IDEAS home Printed from https://ideas.repec.org/p/imf/imfwpa/06-121.html
   My bibliography  Save this paper

Public Debt, Money Supply, and Inflation; A Cross-Country Study and Its Application to Jamaica

Author

Listed:
  • Goohoon Kwon
  • Lavern McFarlane
  • Wayne Robinson

Abstract

This paper provides comprehensive empirical evidence that supports the predictions of Sargent and Wallace's (1981) "unpleasant monetarist arithmetic" that an increase in public debt is typically inflationary in countries with large public debt. Drawing on an extensive panel dataset, we find that the relationship holds strongly in indebted developing countries, weakly in other developing countries, but generally not in developed economies. These results are robust to the inclusion of other variables, corrections for endogeneity biases, and relaxation of common-slope restrictions and are invariant over sub-sample periods. We estimate a VAR to trace out the transmission channel and find the impulse responses consistent with the predictions of a forward-looking model of inflation. Wealth effects of public debt could also affect inflation, as posited by the fiscal theory of the price level, but we do not find supportive evidence. The results suggest that the risk of a debt-inflation trap is significant in highly indebted countries, and pure money-based stabilization is unlikely to be effective over the medium term. Our findings stress the importance of institutional and structural factors in the link between fiscal policy and inflation.

Suggested Citation

  • Goohoon Kwon & Lavern McFarlane & Wayne Robinson, 2006. "Public Debt, Money Supply, and Inflation; A Cross-Country Study and Its Application to Jamaica," IMF Working Papers 06/121, International Monetary Fund.
  • Handle: RePEc:imf:imfwpa:06/121
    as

    Download full text from publisher

    File URL: http://www.imf.org/external/pubs/cat/longres.aspx?sk=19133
    Download Restriction: no

    Citations

    Citations are extracted by the CitEc Project, subscribe to its RSS feed for this item.
    as


    Cited by:

    1. Anoop Singh, 2006. "Macroeconomic Volatility; The Policy Lessons from Latin America," IMF Working Papers 06/166, International Monetary Fund.
    2. International Monetary Fund, 2008. "Jamaica; Selected Issues," IMF Staff Country Reports 08/198, International Monetary Fund.
    3. Judit Krekó & Csaba Balogh & Kristóf Lehmann & Róbert Mátrai & György Pulai & Balázs Vonnák, 2013. "International experiences and domestic opportunities of applying unconventional monetary policy tools," MNB Occasional Papers 2013/100, Magyar Nemzeti Bank (Central Bank of Hungary).
    4. Pedro Teles & Harald Uhlig & João Valle e Azevedo, 2016. "Is Quantity Theory Still Alive?," Economic Journal, Royal Economic Society, vol. 126(591), pages 442-464, March.
    5. International Monetary Fund, 2006. "Jamaica; Selected Issues," IMF Staff Country Reports 06/157, International Monetary Fund.
    6. José Augusto Lopes da Veiga & Alexandra Ferreira-Lopes & Tiago Neves Sequeira, 2016. "Public Debt, Economic Growth and Inflation in African Economies," South African Journal of Economics, Economic Society of South Africa, vol. 84(2), pages 294-322, June.

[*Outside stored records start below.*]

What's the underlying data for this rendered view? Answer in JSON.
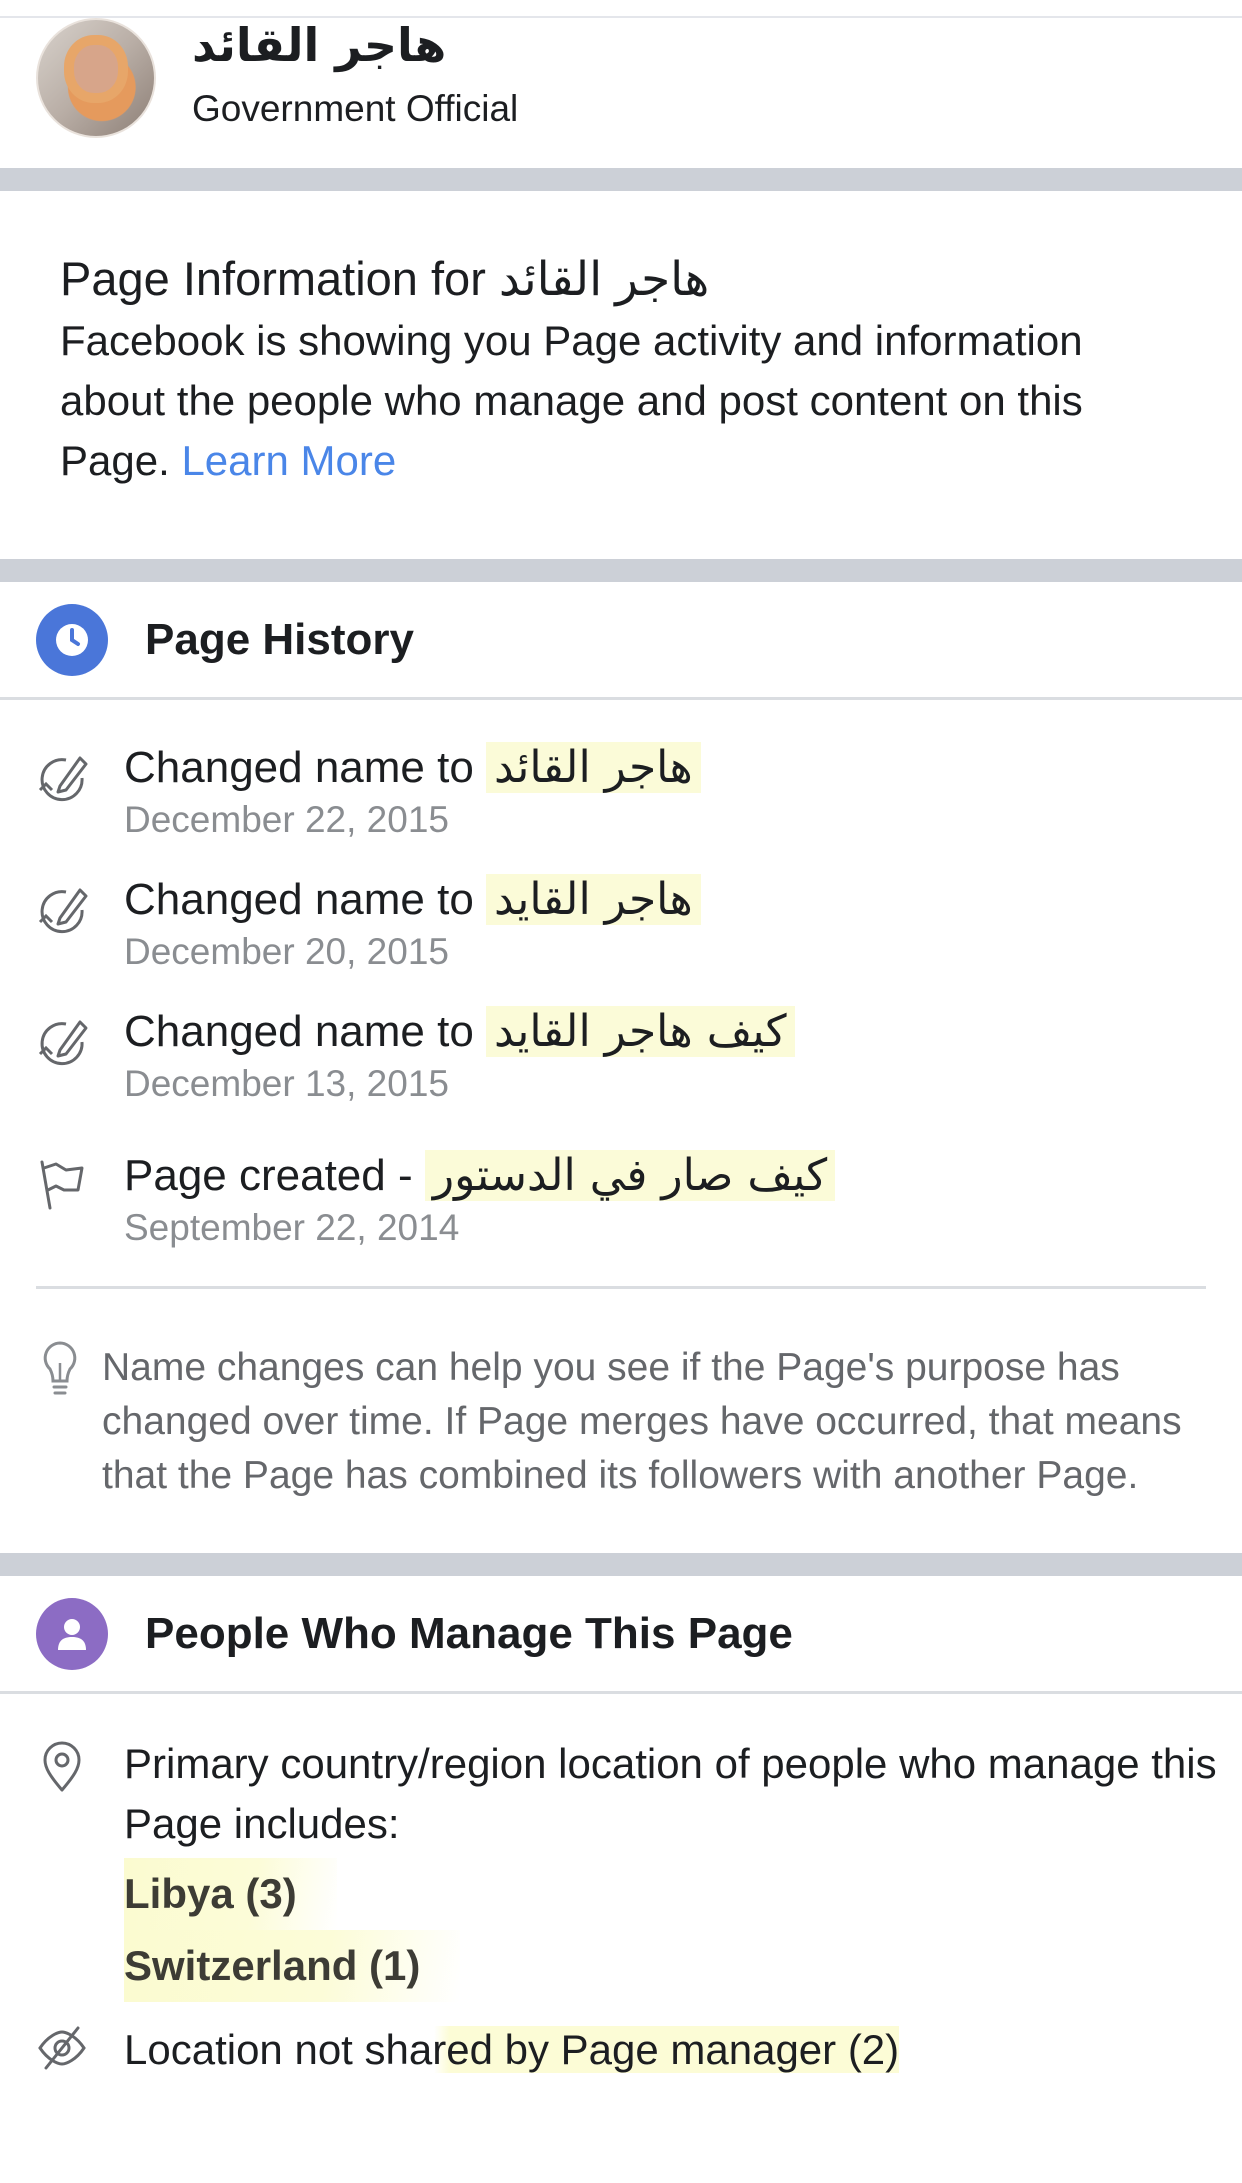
{
  "header": {
    "page_name": "هاجر القائد",
    "category": "Government Official"
  },
  "info": {
    "title": "Page Information for هاجر القائد",
    "body": "Facebook is showing you Page activity and information about the people who manage and post content on this Page. ",
    "learn_more": "Learn More"
  },
  "history": {
    "heading": "Page History",
    "items": [
      {
        "prefix": "Changed name to ",
        "name": "هاجر القائد",
        "date": "December 22, 2015",
        "icon": "edit-icon"
      },
      {
        "prefix": "Changed name to ",
        "name": "هاجر القايد",
        "date": "December 20, 2015",
        "icon": "edit-icon"
      },
      {
        "prefix": "Changed name to ",
        "name": "كيف هاجر القايد",
        "date": "December 13, 2015",
        "icon": "edit-icon"
      },
      {
        "prefix": "Page created - ",
        "name": "كيف صار في الدستور",
        "date": "September 22, 2014",
        "icon": "flag-icon"
      }
    ],
    "tip": "Name changes can help you see if the Page's purpose has changed over time. If Page merges have occurred, that means that the Page has combined its followers with another Page."
  },
  "managers": {
    "heading": "People Who Manage This Page",
    "location_text": "Primary country/region location of people who manage this Page includes:",
    "countries": [
      "Libya (3)",
      "Switzerland (1)"
    ],
    "not_shared": "Location not shared by Page manager (2)"
  },
  "colors": {
    "history_icon": "#4a76d9",
    "managers_icon": "#8c6cc4",
    "link": "#4a86e8",
    "separator": "#ccd0d7",
    "highlight": "#fbfbd8"
  }
}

    Corrections

    All material on this site has been provided by the respective publishers and authors. You can help correct errors and omissions. When requesting a correction, please mention this item's handle: RePEc:imf:imfwpa:06/121. See general information about how to correct material in RePEc.

    For technical questions regarding this item, or to correct its authors, title, abstract, bibliographic or download information, contact: (Jim Beardow) or (Hassan Zaidi). General contact details of provider: http://edirc.repec.org/data/imfffus.html .

    If you have authored this item and are not yet registered with RePEc, we encourage you to do it here. This allows to link your profile to this item. It also allows you to accept potential citations to this item that we are uncertain about.

    We have no references for this item. You can help adding them by using this form .

    If you know of missing items citing this one, you can help us creating those links by adding the relevant references in the same way as above, for each refering item. If you are a registered author of this item, you may also want to check the "citations" tab in your RePEc Author Service profile, as there may be some citations waiting for confirmation.

    Please note that corrections may take a couple of weeks to filter through the various RePEc services.

    IDEAS is a RePEc service hosted by the Research Division of the Federal Reserve Bank of St. Louis . RePEc uses bibliographic data supplied by the respective publishers.